LONDON, Jan. 12 (UPI) -- Weekly attendance at the Church of England has fallen below 1 million for the first time in history, while Sunday service attendance dropped to 760,000, statistics published Tuesday indicate.
The weekly figure accounts for about 2 percent of the population in the United Kingdom and reflects a downward trend in church attendance amid the growing popularity of secularism and religious diversity, particularly among the nation's youth.
A report released by the church in November revealed 2013 weekly attendance stood at 1,009,000. In 2012, the figure was 1.05 million.
Current figures show attendance numbers falling 12 percent over the past decade to less than half the levels seen 40 years ago, when Sunday attendance stood at approximately 1.25 million.
"We do not expect that trend to change imminently or immediately over the next few years due to demographics," The Guardian quoted Graham James, bishop of Norwich, as saying. "We lose approximately 1 percent of our churchgoers to death each year. Given the age profile of the C of E, the next few years will continue to have downward pressure as people die or become housebound and unable to attend church."
In 2013, the BBC reported the long decline in Anglican church-going was leveling off, notably due to a 14.5 percent increase in Christmas attendance between 2010 and 2011.
2014 numbers show a similar increase, with 2.4 million attendees during the holiday, but the amount of baptisms, weddings and funerals have seen double-digit drops.
Graham said the downward trend "has been anticipated and is being acted on radically" but acknowledged the inexorable nature of the drop in overall church attendance -- about 1 percent annually since World War II.
"The culture [is] becoming anti-Christian, whether it is on matters of sexual morality, or the care for people at the beginning or the end of life," Graham said. "It is easy to paint a very gloomy picture."
Meanwhile, a study conducted by the Commission on Religion and Belief in Public Life, made up of theological experts and representatives of Christian, Muslim, Sikh and Hindu groups in Britain, found a disparity between the number of Church of England representatives who have seats in the House of Lords and the overall population who identifies with the denomination.

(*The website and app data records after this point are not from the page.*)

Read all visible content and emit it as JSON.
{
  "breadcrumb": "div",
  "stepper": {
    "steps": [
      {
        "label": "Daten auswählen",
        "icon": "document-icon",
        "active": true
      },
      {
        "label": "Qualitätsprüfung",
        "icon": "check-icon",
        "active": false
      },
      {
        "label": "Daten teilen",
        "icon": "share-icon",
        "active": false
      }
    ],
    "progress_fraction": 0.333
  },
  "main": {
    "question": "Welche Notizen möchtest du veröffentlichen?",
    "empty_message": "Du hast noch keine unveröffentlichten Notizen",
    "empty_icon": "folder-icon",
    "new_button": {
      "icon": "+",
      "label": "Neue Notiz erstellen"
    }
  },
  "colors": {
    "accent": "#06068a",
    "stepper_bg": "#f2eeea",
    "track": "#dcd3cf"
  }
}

"The pluralist character of modern society should be reflected in national forums such as the House of Lords, so that they include a wider range of world views and religious traditions, and of Christian denominations other than the Church of England," the commission said in its report published in December.

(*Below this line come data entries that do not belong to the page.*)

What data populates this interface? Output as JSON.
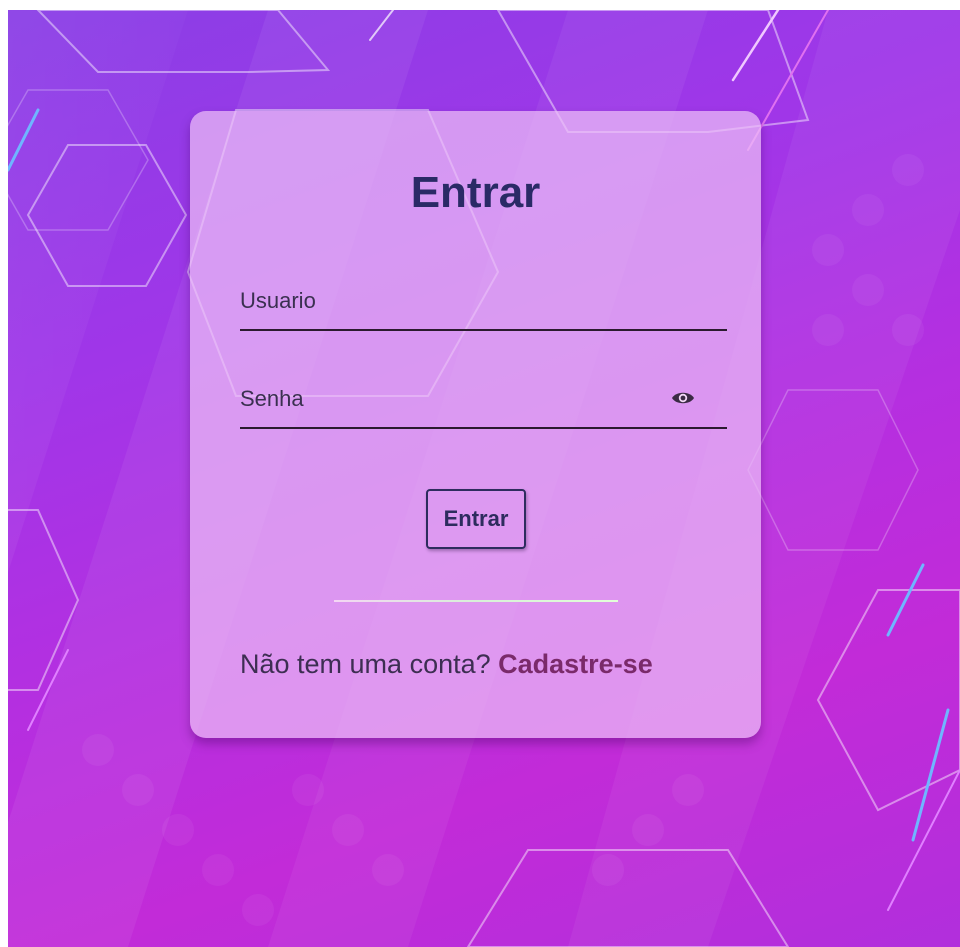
{
  "colors": {
    "background_start": "#8a3fe6",
    "background_end": "#c22bd8",
    "card": "#ecbef6",
    "title": "#2a2a66",
    "button_border": "#2d2c5e",
    "link": "#7a2a6a"
  },
  "login": {
    "title": "Entrar",
    "username_placeholder": "Usuario",
    "username_value": "",
    "password_placeholder": "Senha",
    "password_value": "",
    "show_password_icon": "eye-icon",
    "submit_label": "Entrar",
    "signup_prompt": "Não tem uma conta? ",
    "signup_link": "Cadastre-se"
  }
}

Twenty-six bishops and archbishops have permanent seats in the Lords Spiritual component of the House of Lords -- the appointed chamber of Britain's Parliament which has some 821 seats. The Lords Temporal -- or secular representatives within the chamber -- take up the remaining seats. No other religious sects have designated seats in the Lords Spiritual.

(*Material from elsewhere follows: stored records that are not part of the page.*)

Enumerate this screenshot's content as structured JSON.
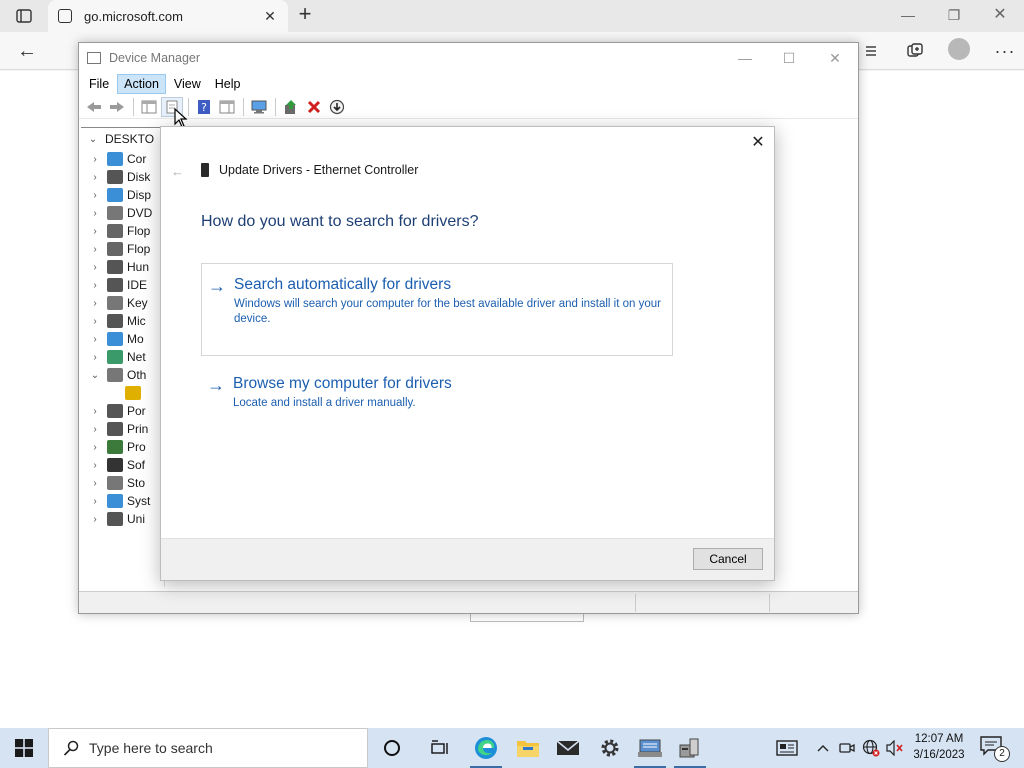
{
  "browser": {
    "tab_title": "go.microsoft.com",
    "new_tab_symbol": "+",
    "tab_close_symbol": "✕",
    "back_symbol": "←",
    "min_symbol": "—",
    "max_symbol": "❐",
    "close_symbol": "✕",
    "more_symbol": "···"
  },
  "device_manager": {
    "title": "Device Manager",
    "menu": [
      "File",
      "Action",
      "View",
      "Help"
    ],
    "active_menu": "Action",
    "tree_root": "DESKTO",
    "tree_items": [
      {
        "label": "Cor",
        "chev": "›",
        "color": "#3b8fd6"
      },
      {
        "label": "Disk",
        "chev": "›",
        "color": "#555555"
      },
      {
        "label": "Disp",
        "chev": "›",
        "color": "#3b8fd6"
      },
      {
        "label": "DVD",
        "chev": "›",
        "color": "#777777"
      },
      {
        "label": "Flop",
        "chev": "›",
        "color": "#666666"
      },
      {
        "label": "Flop",
        "chev": "›",
        "color": "#666666"
      },
      {
        "label": "Hun",
        "chev": "›",
        "color": "#555555"
      },
      {
        "label": "IDE",
        "chev": "›",
        "color": "#555555"
      },
      {
        "label": "Key",
        "chev": "›",
        "color": "#777777"
      },
      {
        "label": "Mic",
        "chev": "›",
        "color": "#555555"
      },
      {
        "label": "Mo",
        "chev": "›",
        "color": "#3b8fd6"
      },
      {
        "label": "Net",
        "chev": "›",
        "color": "#3b9a6a"
      },
      {
        "label": "Oth",
        "chev": "⌄",
        "color": "#777777"
      },
      {
        "label": "",
        "chev": "",
        "color": "#e0b000"
      },
      {
        "label": "Por",
        "chev": "›",
        "color": "#555555"
      },
      {
        "label": "Prin",
        "chev": "›",
        "color": "#555555"
      },
      {
        "label": "Pro",
        "chev": "›",
        "color": "#3b7a3b"
      },
      {
        "label": "Sof",
        "chev": "›",
        "color": "#333333"
      },
      {
        "label": "Sto",
        "chev": "›",
        "color": "#777777"
      },
      {
        "label": "Syst",
        "chev": "›",
        "color": "#3b8fd6"
      },
      {
        "label": "Uni",
        "chev": "›",
        "color": "#555555"
      }
    ]
  },
  "dialog": {
    "close_symbol": "✕",
    "back_symbol": "←",
    "header": "Update Drivers - Ethernet Controller",
    "question": "How do you want to search for drivers?",
    "options": [
      {
        "arrow": "→",
        "title": "Search automatically for drivers",
        "description": "Windows will search your computer for the best available driver and install it on your device."
      },
      {
        "arrow": "→",
        "title": "Browse my computer for drivers",
        "description": "Locate and install a driver manually."
      }
    ],
    "cancel_label": "Cancel"
  },
  "taskbar": {
    "search_placeholder": "Type here to search",
    "time": "12:07 AM",
    "date": "3/16/2023",
    "notification_count": "2"
  },
  "colors": {
    "accent_link": "#1c5fb0",
    "question_text": "#1e3f74",
    "taskbar_bg": "#d5e3f3",
    "menu_highlight": "#cce4f7"
  }
}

"It's an anomaly to have 26 Anglican bishops in the House of Lords. There needs to be better representation of the different religions and beliefs in Britain today," Ed Kessler, vice-chair of the commission, told The Independent.